Raga Charukeshi is a dream of love - the salt water of the sea rushing into the sweet rain water of the tide pool.
In January 1990, during the year I lived in Maui, none other than George Harrison sang the arohana (ascent) and avarohana (descent) of Charukeshi for me during a chance encounter at a Lahaina restaurant. (See “Charukeshi In Lahaina: An Evening With George Harrison” at azuremilesrecords.com)
In more recent years, I was deeply touched by Shivkumar Sharma and Anindo Chatterjee’s recording of Charukeshi. This is what inspired me to create a new composition based upon the raga.
Charukeshi is the 26th mela of the Karnatic organizational system of ragas. During the second half of the twentieth century, Charukeshi became popular with Hindustani musicians due to the influence of Allauddin Khan, and his principle disciple, Ravi Shankar.
Charukeshi’s striking melodic structure blends a joyful or major modality in the purvanga (lower tetrachord of B, C#, D#, E) with a melancholic or minor modality in the uttaranga (upper tetrachord of F#, G, A, B).
In my opening paragraph, the purvanga of Charukeshi is symbolized by the salt water of the sea, and the uttaranga is symbolized by the sweet rain water of the tide pool. This image came to mind while contemplating the unique sound of Charukeshi, relating the raga to a favorite place in Hana where I've enjoyed swimming, my description actually occurring there.
After a number of recent compositions featuring exotic instruments such as kemanche, kawala and ud, I felt the need to return to the pristine simplicity of the Western piano, an instrument which conjures images of Bach (keyboard), Bill Evans and Glenn Gould. More recently, I have been struck by the way the phrasing and articulation of Lenny Tristano anticipates computer-performed music.

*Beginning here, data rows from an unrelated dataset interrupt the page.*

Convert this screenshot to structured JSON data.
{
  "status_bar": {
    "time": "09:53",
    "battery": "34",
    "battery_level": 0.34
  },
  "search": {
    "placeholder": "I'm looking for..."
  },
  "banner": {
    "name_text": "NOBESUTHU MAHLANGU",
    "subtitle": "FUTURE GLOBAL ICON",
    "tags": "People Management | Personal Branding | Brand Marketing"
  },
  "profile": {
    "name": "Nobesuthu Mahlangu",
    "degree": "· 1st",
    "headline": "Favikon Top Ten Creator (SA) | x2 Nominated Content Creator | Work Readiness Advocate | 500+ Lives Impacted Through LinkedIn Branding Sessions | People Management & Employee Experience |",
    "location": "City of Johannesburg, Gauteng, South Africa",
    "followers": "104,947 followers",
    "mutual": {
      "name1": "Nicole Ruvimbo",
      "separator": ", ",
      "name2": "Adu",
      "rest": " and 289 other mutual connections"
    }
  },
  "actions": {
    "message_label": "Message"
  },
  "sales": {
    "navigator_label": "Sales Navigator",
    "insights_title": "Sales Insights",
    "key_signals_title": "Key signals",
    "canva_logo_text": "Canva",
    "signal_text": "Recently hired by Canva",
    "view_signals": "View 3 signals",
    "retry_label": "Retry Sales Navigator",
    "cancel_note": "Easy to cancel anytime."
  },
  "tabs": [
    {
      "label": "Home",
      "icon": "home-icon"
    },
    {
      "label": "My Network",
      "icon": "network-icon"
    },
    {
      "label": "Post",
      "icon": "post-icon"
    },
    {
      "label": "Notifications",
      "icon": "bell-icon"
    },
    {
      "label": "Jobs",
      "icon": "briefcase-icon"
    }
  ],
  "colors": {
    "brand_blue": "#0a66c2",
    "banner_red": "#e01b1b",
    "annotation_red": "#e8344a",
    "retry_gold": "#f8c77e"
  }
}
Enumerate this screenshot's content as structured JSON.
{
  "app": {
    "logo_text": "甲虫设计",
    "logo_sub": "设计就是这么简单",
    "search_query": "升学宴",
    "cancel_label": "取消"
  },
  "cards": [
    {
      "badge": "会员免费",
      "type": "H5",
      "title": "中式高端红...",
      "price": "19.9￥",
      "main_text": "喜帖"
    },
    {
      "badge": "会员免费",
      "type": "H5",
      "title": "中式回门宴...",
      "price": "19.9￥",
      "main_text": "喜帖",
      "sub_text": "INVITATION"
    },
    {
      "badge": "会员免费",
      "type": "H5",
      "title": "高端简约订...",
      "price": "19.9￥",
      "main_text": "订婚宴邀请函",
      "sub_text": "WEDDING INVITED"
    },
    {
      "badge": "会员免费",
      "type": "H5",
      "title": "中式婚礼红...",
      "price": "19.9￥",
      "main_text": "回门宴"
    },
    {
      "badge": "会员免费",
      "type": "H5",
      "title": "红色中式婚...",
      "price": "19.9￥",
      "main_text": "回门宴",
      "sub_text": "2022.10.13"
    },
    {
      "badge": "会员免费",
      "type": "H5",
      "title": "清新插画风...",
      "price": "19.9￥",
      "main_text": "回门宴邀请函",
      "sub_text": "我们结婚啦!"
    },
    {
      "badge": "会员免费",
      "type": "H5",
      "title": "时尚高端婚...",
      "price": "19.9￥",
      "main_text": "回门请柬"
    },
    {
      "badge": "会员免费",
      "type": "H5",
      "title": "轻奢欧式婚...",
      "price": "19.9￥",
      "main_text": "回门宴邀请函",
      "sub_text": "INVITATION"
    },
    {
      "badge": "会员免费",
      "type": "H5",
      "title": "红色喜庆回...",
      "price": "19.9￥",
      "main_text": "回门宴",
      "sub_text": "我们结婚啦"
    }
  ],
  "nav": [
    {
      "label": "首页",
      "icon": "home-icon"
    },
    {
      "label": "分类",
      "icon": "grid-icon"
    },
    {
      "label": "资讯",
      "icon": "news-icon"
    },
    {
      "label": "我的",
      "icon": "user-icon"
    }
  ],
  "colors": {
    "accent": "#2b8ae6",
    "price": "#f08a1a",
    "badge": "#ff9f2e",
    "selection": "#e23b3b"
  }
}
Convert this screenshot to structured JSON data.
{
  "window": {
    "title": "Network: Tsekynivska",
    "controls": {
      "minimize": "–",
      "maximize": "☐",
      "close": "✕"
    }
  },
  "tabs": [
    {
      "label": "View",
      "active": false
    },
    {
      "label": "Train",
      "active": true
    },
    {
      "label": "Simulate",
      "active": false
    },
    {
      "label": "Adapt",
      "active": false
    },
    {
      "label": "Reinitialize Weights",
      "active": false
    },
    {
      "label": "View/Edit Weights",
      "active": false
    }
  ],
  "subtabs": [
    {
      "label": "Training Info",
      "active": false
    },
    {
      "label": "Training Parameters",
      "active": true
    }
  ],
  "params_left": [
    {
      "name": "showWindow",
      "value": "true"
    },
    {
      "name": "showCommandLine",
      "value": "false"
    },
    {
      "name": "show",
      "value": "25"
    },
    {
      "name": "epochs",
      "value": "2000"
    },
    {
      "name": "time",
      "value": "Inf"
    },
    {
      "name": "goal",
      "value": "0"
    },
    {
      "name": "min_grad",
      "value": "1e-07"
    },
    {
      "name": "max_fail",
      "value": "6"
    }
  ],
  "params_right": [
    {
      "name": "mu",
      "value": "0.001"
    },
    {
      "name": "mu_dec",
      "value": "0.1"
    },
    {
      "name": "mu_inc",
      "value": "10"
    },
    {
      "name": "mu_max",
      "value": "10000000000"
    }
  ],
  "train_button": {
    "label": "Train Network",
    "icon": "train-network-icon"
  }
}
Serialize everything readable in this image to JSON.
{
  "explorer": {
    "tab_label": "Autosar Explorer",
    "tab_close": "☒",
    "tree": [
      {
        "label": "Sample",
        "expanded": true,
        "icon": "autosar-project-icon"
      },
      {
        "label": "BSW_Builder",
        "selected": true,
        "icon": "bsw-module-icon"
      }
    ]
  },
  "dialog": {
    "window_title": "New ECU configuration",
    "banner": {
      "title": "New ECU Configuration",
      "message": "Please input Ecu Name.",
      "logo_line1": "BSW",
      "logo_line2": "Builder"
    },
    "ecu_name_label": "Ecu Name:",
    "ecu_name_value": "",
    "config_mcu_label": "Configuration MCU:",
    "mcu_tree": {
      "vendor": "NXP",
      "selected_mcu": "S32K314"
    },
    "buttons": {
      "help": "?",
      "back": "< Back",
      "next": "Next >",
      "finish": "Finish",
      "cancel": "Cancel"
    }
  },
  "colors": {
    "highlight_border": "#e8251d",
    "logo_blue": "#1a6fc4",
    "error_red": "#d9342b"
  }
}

What attracted me to the piano was the sound itself, as opposed to the instrument’s traditional polyphonic capabilities. In the context of a raga-inspired composition, I chose to treat the piano as a single-voice instrument, the manner in which the Indian harmonium is played. There are occasional simultaneous soundings of two, three or four swaras. Throughout Charukeshi, the piano maintains a “soft-pedal down” tonal quality, and well-tempered intonation was abandoned in favor of Indian tunings.
It is a happy coincidence to realize that Shivkumar Sharma’s instrument, the santoor, is the precursor and model for the piano. With the santoor, the musician strikes the metal strings with small walnut hammers, while the piano’s hammers are triggered by the notes on the keyboard.
My composition is structured around groups of three. First there is alap, jor and jhala for piano. This is followed by medium slow, medium fast and very fast sections for piano and percussion. Each of the three sections for piano and percussion are also divided into three parts: piano and percussion, solo percussion, and piano and percussion once again.
Another important symmetry occurs within the spheres of melody and rhythm. Both melody and rhythm contain through-composed and ostinato components. Melody is articulated by the ever-changing piano together with the repeated figures of the tanpura. Likewise, there are constantly evolving percussion voices together with percussion ostinatos which present a steady pulse.
A major source of compositional fascination for me is the contrast between even and odd, or regular and irregular rhythms. I like to think of steady rhythms as being “corporeal” (of the body), and more unusual, abstract rhythms as being “spiritual” (of the mind and/or spirit.)
Making its first appearance in the jhala is a rhythmic grouping of five swaras (and later on, bols too) which is repeated in smaller and smaller time units. The same procedure is used with a rhythmic grouping of seven swaras or bols. Another prominent rhythmic motive in Charukeshi consists of four eighth-notes separated equally by an eighth-note rest, and followed by eight thirty-second notes.
Those who know me are familiar with the way my thoughts jump rapidly from one subject to another, sometimes without any obvious connection. (I am also fond of focusing in on one subject in minute detail.) One thing I love about composition is the way I can give free range to my speed of thought, and sometimes the resulting music may seem closer to the movements of a rabbit, squirrel or bird as opposed to a person. This is one example of how computer-performed music taps into areas inaccessible to traditional performers.
It was my aesthetic choice for the piano and percussion timbres to maintain a delicate tone quality even in the most rhythmically dynamic sections. This duality of content and style creates a pleasantly disorienting sonic dreamscape. Image and language overflow with hypnotizing, detailed filigree, tantalizing our sensual, spiritual and intellectual appetites.
- Michael Robinson, June 2002, Los Angeles
© 2002 Michael Robinson All rights reserved